What you should do:
Retype the data below exactly, skipping pictures.

### Dataset content ###

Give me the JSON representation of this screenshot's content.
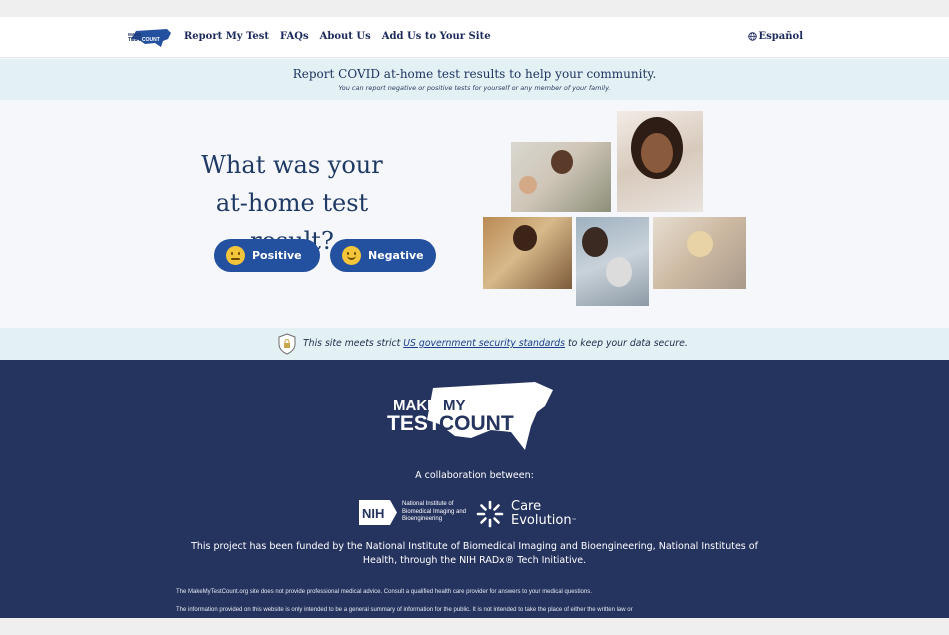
{
  "header": {
    "logo_alt": "Make My Test Count",
    "nav": [
      "Report My Test",
      "FAQs",
      "About Us",
      "Add Us to Your Site"
    ],
    "language_label": "Español"
  },
  "notice": {
    "title": "Report COVID at-home test results to help your community.",
    "subtitle": "You can report negative or positive tests for yourself or any member of your family."
  },
  "hero": {
    "title_line1": "What was your",
    "title_line2": "at-home test result?",
    "positive_label": "Positive",
    "negative_label": "Negative"
  },
  "security": {
    "text_before": "This site meets strict ",
    "link_text": "US government security standards",
    "text_after": " to keep your data secure."
  },
  "footer": {
    "logo_make": "MAKE",
    "logo_my": "MY",
    "logo_test": "TEST",
    "logo_count": "COUNT",
    "collab_label": "A collaboration between:",
    "nih_abbr": "NIH",
    "nih_name": "National Institute of Biomedical Imaging and Bioengineering",
    "care_line1": "Care",
    "care_line2": "Evolution",
    "care_tm": "™",
    "funding": "This project has been funded by the National Institute of Biomedical Imaging and Bioengineering, National Institutes of Health, through the NIH RADx® Tech Initiative.",
    "disclaimer1": "The MakeMyTestCount.org site does not provide professional medical advice. Consult a qualified health care provider for answers to your medical questions.",
    "disclaimer2": "The information provided on this website is only intended to be a general summary of information for the public.  It is not intended to take the place of either the written law or"
  },
  "colors": {
    "navy": "#1b2a5a",
    "button_blue": "#2450a0",
    "footer_bg": "#25335f",
    "banner_bg": "#e3f0f4"
  },
  "icons": [
    "globe-icon",
    "positive-face-icon",
    "negative-face-icon",
    "lock-shield-icon",
    "nih-logo-icon",
    "care-evolution-logo-icon"
  ]
}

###

Response to this exercise:
Give me the JSON representation of this screenshot's content.
{
  "header": {
    "logo_alt": "Make My Test Count",
    "nav": [
      "Report My Test",
      "FAQs",
      "About Us",
      "Add Us to Your Site"
    ],
    "language_label": "Español"
  },
  "notice": {
    "title": "Report COVID at-home test results to help your community.",
    "subtitle": "You can report negative or positive tests for yourself or any member of your family."
  },
  "hero": {
    "title_line1": "What was your",
    "title_line2": "at-home test result?",
    "positive_label": "Positive",
    "negative_label": "Negative"
  },
  "security": {
    "text_before": "This site meets strict ",
    "link_text": "US government security standards",
    "text_after": " to keep your data secure."
  },
  "footer": {
    "logo_make": "MAKE",
    "logo_my": "MY",
    "logo_test": "TEST",
    "logo_count": "COUNT",
    "collab_label": "A collaboration between:",
    "nih_abbr": "NIH",
    "nih_name": "National Institute of Biomedical Imaging and Bioengineering",
    "care_line1": "Care",
    "care_line2": "Evolution",
    "care_tm": "™",
    "funding": "This project has been funded by the National Institute of Biomedical Imaging and Bioengineering, National Institutes of Health, through the NIH RADx® Tech Initiative.",
    "disclaimer1": "The MakeMyTestCount.org site does not provide professional medical advice. Consult a qualified health care provider for answers to your medical questions.",
    "disclaimer2": "The information provided on this website is only intended to be a general summary of information for the public.  It is not intended to take the place of either the written law or"
  },
  "colors": {
    "navy": "#1b2a5a",
    "button_blue": "#2450a0",
    "footer_bg": "#25335f",
    "banner_bg": "#e3f0f4"
  },
  "icons": [
    "globe-icon",
    "positive-face-icon",
    "negative-face-icon",
    "lock-shield-icon",
    "nih-logo-icon",
    "care-evolution-logo-icon"
  ]
}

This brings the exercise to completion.